Records shown:
◆ ◆ ◆ ◆ ◆
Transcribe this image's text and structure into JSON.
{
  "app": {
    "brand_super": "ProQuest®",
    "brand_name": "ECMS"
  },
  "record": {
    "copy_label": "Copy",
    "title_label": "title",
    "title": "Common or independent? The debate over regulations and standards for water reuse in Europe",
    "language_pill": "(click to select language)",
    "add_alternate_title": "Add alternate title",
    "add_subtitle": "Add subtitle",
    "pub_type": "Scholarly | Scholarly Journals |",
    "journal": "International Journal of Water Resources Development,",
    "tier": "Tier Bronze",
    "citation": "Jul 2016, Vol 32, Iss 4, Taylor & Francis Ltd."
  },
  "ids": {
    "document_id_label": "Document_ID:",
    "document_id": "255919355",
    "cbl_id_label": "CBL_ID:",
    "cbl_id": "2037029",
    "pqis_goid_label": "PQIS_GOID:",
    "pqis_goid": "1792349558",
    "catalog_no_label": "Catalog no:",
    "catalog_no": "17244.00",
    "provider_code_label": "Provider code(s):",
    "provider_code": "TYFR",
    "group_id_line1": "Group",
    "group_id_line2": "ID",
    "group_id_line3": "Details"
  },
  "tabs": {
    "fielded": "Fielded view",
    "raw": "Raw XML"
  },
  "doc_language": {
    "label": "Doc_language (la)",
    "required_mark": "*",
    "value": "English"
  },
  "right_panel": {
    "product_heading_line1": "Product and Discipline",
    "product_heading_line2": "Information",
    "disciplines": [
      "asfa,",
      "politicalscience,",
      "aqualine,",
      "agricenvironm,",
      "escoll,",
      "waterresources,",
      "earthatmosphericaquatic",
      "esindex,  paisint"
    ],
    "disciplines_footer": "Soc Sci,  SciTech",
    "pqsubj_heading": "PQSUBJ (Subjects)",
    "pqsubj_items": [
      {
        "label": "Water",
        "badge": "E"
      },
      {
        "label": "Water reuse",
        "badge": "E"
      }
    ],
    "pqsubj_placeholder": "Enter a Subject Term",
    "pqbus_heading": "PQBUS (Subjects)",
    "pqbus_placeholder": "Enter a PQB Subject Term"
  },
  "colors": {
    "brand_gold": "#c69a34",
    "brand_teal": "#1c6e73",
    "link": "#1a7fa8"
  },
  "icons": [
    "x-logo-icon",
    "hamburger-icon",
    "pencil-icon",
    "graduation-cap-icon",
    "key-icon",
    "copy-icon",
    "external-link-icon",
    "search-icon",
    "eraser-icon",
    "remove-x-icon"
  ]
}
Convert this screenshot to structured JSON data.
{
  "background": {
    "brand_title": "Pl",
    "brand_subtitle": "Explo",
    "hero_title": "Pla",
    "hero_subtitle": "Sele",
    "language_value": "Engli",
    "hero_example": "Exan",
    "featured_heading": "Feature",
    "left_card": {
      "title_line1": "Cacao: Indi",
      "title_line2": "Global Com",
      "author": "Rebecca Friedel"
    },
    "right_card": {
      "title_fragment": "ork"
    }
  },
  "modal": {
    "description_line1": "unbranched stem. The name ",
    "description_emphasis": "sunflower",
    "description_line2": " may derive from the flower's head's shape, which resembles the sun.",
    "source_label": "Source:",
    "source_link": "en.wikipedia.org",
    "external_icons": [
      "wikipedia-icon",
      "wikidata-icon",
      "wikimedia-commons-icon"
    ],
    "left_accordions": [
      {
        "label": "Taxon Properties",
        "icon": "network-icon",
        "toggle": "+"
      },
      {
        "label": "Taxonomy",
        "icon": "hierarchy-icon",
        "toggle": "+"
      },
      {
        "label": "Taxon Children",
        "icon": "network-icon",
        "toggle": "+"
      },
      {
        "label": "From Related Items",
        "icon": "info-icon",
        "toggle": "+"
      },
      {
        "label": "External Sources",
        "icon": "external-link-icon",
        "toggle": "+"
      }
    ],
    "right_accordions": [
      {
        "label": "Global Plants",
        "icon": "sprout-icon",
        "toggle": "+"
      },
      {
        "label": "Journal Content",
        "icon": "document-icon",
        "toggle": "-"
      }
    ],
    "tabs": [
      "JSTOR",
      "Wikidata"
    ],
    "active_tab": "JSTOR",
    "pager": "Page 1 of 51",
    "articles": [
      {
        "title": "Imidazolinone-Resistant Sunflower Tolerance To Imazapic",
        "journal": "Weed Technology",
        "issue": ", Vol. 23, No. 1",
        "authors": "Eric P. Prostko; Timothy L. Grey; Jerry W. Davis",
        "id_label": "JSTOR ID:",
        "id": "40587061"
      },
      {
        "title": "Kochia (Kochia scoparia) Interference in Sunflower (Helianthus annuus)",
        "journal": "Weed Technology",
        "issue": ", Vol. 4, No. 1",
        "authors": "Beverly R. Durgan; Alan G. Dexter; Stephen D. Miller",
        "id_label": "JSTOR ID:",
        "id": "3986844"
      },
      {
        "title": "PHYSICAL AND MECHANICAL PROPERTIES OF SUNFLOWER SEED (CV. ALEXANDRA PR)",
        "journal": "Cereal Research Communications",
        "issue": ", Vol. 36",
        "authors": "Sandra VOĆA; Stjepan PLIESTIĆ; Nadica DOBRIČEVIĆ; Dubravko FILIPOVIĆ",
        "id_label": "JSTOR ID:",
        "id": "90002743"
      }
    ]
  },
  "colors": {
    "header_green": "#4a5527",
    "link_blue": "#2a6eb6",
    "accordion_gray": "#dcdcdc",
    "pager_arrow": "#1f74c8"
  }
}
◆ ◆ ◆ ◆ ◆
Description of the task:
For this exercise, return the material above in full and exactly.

The answer:
Transcribe this image's text and structure into JSON.
{
  "app": {
    "brand_super": "ProQuest®",
    "brand_name": "ECMS"
  },
  "record": {
    "copy_label": "Copy",
    "title_label": "title",
    "title": "Common or independent? The debate over regulations and standards for water reuse in Europe",
    "language_pill": "(click to select language)",
    "add_alternate_title": "Add alternate title",
    "add_subtitle": "Add subtitle",
    "pub_type": "Scholarly | Scholarly Journals |",
    "journal": "International Journal of Water Resources Development,",
    "tier": "Tier Bronze",
    "citation": "Jul 2016, Vol 32, Iss 4, Taylor & Francis Ltd."
  },
  "ids": {
    "document_id_label": "Document_ID:",
    "document_id": "255919355",
    "cbl_id_label": "CBL_ID:",
    "cbl_id": "2037029",
    "pqis_goid_label": "PQIS_GOID:",
    "pqis_goid": "1792349558",
    "catalog_no_label": "Catalog no:",
    "catalog_no": "17244.00",
    "provider_code_label": "Provider code(s):",
    "provider_code": "TYFR",
    "group_id_line1": "Group",
    "group_id_line2": "ID",
    "group_id_line3": "Details"
  },
  "tabs": {
    "fielded": "Fielded view",
    "raw": "Raw XML"
  },
  "doc_language": {
    "label": "Doc_language (la)",
    "required_mark": "*",
    "value": "English"
  },
  "right_panel": {
    "product_heading_line1": "Product and Discipline",
    "product_heading_line2": "Information",
    "disciplines": [
      "asfa,",
      "politicalscience,",
      "aqualine,",
      "agricenvironm,",
      "escoll,",
      "waterresources,",
      "earthatmosphericaquatic",
      "esindex,  paisint"
    ],
    "disciplines_footer": "Soc Sci,  SciTech",
    "pqsubj_heading": "PQSUBJ (Subjects)",
    "pqsubj_items": [
      {
        "label": "Water",
        "badge": "E"
      },
      {
        "label": "Water reuse",
        "badge": "E"
      }
    ],
    "pqsubj_placeholder": "Enter a Subject Term",
    "pqbus_heading": "PQBUS (Subjects)",
    "pqbus_placeholder": "Enter a PQB Subject Term"
  },
  "colors": {
    "brand_gold": "#c69a34",
    "brand_teal": "#1c6e73",
    "link": "#1a7fa8"
  },
  "icons": [
    "x-logo-icon",
    "hamburger-icon",
    "pencil-icon",
    "graduation-cap-icon",
    "key-icon",
    "copy-icon",
    "external-link-icon",
    "search-icon",
    "eraser-icon",
    "remove-x-icon"
  ]
}
Convert this screenshot to structured JSON data.
{
  "background": {
    "brand_title": "Pl",
    "brand_subtitle": "Explo",
    "hero_title": "Pla",
    "hero_subtitle": "Sele",
    "language_value": "Engli",
    "hero_example": "Exan",
    "featured_heading": "Feature",
    "left_card": {
      "title_line1": "Cacao: Indi",
      "title_line2": "Global Com",
      "author": "Rebecca Friedel"
    },
    "right_card": {
      "title_fragment": "ork"
    }
  },
  "modal": {
    "description_line1": "unbranched stem. The name ",
    "description_emphasis": "sunflower",
    "description_line2": " may derive from the flower's head's shape, which resembles the sun.",
    "source_label": "Source:",
    "source_link": "en.wikipedia.org",
    "external_icons": [
      "wikipedia-icon",
      "wikidata-icon",
      "wikimedia-commons-icon"
    ],
    "left_accordions": [
      {
        "label": "Taxon Properties",
        "icon": "network-icon",
        "toggle": "+"
      },
      {
        "label": "Taxonomy",
        "icon": "hierarchy-icon",
        "toggle": "+"
      },
      {
        "label": "Taxon Children",
        "icon": "network-icon",
        "toggle": "+"
      },
      {
        "label": "From Related Items",
        "icon": "info-icon",
        "toggle": "+"
      },
      {
        "label": "External Sources",
        "icon": "external-link-icon",
        "toggle": "+"
      }
    ],
    "right_accordions": [
      {
        "label": "Global Plants",
        "icon": "sprout-icon",
        "toggle": "+"
      },
      {
        "label": "Journal Content",
        "icon": "document-icon",
        "toggle": "-"
      }
    ],
    "tabs": [
      "JSTOR",
      "Wikidata"
    ],
    "active_tab": "JSTOR",
    "pager": "Page 1 of 51",
    "articles": [
      {
        "title": "Imidazolinone-Resistant Sunflower Tolerance To Imazapic",
        "journal": "Weed Technology",
        "issue": ", Vol. 23, No. 1",
        "authors": "Eric P. Prostko; Timothy L. Grey; Jerry W. Davis",
        "id_label": "JSTOR ID:",
        "id": "40587061"
      },
      {
        "title": "Kochia (Kochia scoparia) Interference in Sunflower (Helianthus annuus)",
        "journal": "Weed Technology",
        "issue": ", Vol. 4, No. 1",
        "authors": "Beverly R. Durgan; Alan G. Dexter; Stephen D. Miller",
        "id_label": "JSTOR ID:",
        "id": "3986844"
      },
      {
        "title": "PHYSICAL AND MECHANICAL PROPERTIES OF SUNFLOWER SEED (CV. ALEXANDRA PR)",
        "journal": "Cereal Research Communications",
        "issue": ", Vol. 36",
        "authors": "Sandra VOĆA; Stjepan PLIESTIĆ; Nadica DOBRIČEVIĆ; Dubravko FILIPOVIĆ",
        "id_label": "JSTOR ID:",
        "id": "90002743"
      }
    ]
  },
  "colors": {
    "header_green": "#4a5527",
    "link_blue": "#2a6eb6",
    "accordion_gray": "#dcdcdc",
    "pager_arrow": "#1f74c8"
  }
}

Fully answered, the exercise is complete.